> Assignment:
Work out how many lines in the data hold the word "Quote", and reply with that number only.

Stored data entries
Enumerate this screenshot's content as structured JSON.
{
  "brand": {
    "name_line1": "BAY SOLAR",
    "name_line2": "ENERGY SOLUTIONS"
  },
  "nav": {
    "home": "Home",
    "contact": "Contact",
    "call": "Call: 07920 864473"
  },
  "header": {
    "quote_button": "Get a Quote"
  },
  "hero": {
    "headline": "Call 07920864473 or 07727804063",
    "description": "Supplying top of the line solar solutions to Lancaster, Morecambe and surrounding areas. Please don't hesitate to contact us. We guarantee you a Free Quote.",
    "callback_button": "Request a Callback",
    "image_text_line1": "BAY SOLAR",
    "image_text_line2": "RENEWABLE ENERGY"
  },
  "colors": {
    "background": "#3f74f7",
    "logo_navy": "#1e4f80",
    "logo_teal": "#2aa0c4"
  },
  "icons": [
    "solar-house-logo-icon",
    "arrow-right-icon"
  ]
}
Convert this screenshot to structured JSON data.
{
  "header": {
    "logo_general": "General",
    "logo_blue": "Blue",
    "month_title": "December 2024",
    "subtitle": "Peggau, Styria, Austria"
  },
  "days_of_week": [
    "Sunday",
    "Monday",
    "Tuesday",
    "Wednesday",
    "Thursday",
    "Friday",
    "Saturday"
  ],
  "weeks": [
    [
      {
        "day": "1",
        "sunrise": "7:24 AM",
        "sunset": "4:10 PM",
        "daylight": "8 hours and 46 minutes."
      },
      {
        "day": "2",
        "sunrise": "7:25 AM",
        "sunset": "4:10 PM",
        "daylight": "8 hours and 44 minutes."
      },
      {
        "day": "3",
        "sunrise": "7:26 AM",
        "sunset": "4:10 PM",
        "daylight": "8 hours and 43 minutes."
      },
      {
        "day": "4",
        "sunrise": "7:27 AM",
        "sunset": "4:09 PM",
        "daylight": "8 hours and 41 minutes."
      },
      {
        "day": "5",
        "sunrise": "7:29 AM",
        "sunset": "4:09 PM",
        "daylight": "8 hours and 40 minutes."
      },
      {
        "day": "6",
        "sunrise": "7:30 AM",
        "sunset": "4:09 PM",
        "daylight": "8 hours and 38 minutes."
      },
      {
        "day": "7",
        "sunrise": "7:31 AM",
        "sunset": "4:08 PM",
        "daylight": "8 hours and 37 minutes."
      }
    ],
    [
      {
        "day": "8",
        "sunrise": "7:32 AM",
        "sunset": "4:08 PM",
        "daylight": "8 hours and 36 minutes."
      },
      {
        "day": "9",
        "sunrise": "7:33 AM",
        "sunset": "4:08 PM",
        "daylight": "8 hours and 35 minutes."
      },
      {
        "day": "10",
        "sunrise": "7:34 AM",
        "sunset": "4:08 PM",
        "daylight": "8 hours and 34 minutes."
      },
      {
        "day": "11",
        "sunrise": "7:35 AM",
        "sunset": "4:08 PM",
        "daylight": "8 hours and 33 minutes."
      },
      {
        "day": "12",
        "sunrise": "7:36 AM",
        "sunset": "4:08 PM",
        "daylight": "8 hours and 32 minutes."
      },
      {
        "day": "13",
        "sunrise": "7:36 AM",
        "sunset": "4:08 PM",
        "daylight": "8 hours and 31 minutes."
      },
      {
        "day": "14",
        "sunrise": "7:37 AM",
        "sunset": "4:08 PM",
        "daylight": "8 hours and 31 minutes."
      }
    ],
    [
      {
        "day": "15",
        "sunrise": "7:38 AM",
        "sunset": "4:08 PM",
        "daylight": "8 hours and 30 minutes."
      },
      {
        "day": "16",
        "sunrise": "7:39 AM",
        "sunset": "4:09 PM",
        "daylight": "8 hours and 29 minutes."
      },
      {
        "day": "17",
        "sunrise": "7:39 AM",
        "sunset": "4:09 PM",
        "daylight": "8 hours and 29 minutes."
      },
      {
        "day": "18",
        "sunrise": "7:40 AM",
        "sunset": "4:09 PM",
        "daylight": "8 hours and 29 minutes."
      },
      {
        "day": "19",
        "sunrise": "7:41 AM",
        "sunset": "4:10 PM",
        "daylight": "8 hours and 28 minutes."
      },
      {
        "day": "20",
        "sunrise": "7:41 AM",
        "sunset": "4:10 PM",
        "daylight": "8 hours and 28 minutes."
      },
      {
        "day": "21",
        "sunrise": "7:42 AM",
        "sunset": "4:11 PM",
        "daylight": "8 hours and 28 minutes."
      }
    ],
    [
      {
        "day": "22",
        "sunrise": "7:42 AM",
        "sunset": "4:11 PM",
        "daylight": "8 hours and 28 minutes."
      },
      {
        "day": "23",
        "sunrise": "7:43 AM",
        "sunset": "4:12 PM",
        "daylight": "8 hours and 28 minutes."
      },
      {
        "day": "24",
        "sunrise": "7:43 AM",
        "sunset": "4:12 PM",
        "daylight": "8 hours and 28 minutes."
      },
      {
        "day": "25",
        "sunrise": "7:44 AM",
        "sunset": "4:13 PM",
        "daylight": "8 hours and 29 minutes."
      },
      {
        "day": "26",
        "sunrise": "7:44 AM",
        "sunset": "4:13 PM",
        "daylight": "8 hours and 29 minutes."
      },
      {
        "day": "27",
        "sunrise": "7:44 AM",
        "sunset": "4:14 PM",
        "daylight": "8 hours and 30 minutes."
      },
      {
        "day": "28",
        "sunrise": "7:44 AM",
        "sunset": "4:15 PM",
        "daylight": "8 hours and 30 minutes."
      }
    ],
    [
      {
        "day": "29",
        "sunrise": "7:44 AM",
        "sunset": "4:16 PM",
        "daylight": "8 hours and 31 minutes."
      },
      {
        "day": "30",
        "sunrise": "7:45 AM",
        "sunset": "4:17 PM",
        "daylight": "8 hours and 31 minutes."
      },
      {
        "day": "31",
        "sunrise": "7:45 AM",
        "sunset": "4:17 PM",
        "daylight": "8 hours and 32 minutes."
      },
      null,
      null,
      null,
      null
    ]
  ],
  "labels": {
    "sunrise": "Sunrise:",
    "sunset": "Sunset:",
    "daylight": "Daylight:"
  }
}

> Answer box:
2